### TASK DETAILS:
Look through the listing for the string "time" and copy out every line that holds it.

..............................

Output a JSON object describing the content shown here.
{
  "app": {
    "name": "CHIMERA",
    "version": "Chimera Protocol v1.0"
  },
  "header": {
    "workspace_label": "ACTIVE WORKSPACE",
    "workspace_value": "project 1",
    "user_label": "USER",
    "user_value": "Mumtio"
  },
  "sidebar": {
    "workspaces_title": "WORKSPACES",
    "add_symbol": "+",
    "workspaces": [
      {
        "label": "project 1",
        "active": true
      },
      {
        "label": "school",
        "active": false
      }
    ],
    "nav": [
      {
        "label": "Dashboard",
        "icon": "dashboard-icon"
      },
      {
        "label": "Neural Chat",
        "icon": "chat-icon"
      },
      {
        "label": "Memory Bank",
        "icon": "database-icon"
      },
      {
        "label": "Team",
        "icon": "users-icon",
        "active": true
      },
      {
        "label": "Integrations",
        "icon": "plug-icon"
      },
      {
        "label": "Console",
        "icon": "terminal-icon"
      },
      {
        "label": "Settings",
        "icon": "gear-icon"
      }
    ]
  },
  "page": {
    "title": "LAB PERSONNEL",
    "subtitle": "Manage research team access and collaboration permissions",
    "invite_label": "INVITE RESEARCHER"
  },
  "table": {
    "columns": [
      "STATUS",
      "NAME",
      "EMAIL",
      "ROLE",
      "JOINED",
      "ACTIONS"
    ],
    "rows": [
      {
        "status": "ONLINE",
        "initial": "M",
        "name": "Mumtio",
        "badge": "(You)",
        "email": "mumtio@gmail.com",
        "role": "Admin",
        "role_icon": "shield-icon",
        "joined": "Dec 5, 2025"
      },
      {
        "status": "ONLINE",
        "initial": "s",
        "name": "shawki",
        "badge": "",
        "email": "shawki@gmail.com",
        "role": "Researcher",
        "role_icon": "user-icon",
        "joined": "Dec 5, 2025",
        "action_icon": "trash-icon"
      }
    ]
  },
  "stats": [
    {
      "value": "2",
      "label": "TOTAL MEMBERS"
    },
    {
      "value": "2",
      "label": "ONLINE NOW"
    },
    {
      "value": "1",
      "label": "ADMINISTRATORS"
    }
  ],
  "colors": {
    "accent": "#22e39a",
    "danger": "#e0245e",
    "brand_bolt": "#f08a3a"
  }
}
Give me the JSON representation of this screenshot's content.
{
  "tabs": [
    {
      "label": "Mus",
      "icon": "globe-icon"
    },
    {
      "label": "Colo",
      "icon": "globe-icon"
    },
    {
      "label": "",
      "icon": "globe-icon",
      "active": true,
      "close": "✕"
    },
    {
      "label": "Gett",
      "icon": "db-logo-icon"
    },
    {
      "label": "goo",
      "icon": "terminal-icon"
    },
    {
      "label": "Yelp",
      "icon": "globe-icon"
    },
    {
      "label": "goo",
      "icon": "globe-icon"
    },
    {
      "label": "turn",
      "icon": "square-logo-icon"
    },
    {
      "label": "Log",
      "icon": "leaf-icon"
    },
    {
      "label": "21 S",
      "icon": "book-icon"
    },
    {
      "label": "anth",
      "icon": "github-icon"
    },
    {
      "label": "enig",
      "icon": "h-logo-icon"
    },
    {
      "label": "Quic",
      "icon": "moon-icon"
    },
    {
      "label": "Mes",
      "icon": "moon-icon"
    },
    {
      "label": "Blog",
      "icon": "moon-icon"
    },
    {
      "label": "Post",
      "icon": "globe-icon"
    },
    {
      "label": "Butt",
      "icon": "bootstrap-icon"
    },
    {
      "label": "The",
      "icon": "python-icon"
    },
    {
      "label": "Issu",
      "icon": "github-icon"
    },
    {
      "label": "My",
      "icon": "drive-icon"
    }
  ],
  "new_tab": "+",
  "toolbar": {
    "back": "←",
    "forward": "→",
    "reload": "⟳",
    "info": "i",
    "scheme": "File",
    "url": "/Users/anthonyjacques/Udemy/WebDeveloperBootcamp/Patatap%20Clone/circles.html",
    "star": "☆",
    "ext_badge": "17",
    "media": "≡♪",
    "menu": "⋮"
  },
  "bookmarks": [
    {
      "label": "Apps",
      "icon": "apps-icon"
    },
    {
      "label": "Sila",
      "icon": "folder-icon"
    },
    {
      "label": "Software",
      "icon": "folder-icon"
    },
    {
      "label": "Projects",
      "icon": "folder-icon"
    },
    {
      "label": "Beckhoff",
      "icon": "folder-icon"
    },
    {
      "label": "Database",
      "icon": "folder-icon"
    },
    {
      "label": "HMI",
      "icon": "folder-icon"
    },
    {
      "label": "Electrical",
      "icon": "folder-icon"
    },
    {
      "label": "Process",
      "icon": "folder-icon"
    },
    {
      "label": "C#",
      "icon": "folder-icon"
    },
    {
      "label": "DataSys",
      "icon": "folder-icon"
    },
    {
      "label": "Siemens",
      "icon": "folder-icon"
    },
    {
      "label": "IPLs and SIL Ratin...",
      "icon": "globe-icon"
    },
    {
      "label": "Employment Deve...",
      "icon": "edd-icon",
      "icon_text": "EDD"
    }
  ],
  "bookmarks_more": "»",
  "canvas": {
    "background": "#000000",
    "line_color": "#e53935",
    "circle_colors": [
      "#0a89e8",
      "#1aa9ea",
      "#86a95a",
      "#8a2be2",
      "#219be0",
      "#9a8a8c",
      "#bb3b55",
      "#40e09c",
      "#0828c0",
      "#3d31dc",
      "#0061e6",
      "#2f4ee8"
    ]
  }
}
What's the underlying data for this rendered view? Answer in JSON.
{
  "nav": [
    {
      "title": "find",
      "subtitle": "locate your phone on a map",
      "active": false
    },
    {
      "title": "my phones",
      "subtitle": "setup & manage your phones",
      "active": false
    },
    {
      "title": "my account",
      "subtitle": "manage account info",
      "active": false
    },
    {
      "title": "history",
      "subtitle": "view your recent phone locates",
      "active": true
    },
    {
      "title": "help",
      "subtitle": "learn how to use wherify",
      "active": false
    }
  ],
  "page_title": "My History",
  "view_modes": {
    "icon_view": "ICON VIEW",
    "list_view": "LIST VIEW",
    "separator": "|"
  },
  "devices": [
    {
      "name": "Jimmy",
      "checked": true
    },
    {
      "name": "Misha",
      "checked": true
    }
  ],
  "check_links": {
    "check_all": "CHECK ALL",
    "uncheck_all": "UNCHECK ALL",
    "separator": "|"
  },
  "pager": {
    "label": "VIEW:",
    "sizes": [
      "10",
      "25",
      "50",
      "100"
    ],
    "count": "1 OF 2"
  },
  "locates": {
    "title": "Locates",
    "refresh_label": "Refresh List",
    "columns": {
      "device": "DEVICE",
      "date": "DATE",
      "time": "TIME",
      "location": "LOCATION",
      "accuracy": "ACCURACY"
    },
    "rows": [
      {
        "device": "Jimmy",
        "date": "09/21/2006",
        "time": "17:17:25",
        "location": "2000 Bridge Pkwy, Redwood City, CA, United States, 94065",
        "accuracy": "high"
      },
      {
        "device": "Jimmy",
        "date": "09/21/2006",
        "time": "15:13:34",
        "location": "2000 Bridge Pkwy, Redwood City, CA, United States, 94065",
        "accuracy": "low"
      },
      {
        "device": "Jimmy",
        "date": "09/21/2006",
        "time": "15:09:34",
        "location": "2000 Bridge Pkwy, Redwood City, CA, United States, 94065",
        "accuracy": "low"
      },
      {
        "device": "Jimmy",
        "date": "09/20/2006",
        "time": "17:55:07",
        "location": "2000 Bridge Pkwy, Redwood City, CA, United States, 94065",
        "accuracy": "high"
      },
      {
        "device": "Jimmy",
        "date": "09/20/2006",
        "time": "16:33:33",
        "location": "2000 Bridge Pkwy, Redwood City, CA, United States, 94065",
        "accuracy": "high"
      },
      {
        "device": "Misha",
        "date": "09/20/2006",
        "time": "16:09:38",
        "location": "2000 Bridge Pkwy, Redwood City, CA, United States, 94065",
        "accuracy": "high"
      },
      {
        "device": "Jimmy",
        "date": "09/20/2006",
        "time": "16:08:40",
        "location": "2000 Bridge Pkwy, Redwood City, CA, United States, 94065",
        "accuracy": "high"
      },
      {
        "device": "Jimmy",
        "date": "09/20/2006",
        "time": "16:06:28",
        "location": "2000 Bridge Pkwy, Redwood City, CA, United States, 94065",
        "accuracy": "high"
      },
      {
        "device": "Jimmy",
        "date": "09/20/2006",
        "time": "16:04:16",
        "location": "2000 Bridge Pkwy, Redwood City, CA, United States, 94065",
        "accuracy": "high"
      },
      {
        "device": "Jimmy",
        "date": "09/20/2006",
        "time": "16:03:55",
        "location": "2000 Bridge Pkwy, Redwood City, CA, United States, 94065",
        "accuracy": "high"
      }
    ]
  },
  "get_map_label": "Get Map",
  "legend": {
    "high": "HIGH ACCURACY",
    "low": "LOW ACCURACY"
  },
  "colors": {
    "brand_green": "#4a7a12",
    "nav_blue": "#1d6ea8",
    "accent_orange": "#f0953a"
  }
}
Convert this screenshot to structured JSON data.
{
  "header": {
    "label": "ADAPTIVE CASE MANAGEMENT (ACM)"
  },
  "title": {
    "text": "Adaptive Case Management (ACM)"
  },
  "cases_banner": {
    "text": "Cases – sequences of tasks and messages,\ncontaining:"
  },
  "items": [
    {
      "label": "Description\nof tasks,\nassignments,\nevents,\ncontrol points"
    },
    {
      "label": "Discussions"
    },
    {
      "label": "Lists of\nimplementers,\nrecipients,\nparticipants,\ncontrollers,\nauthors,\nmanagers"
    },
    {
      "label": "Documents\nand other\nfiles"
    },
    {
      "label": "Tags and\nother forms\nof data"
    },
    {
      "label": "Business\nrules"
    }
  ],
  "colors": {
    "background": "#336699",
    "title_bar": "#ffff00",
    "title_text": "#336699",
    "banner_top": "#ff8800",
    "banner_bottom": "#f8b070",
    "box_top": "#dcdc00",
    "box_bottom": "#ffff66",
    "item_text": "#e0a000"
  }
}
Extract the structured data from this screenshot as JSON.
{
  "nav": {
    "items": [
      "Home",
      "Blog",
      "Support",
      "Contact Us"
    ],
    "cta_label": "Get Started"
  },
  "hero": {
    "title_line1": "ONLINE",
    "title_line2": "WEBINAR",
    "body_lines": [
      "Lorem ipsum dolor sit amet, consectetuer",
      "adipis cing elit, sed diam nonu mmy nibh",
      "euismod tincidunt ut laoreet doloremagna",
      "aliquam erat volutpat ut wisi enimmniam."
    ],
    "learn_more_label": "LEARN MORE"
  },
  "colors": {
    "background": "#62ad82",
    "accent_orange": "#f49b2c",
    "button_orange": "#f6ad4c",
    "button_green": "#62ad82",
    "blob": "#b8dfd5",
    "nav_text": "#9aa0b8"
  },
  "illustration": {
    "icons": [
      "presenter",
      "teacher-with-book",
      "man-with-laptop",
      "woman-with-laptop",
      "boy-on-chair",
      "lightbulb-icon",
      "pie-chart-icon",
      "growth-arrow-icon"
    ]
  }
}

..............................

### PROBLEM SOLUTION:
      "time": "TIME",
        "time": "17:17:25",
        "time": "15:13:34",
        "time": "15:09:34",
        "time": "17:55:07",
        "time": "16:33:33",
        "time": "16:09:38",
        "time": "16:08:40",
        "time": "16:06:28",
        "time": "16:04:16",
        "time": "16:03:55",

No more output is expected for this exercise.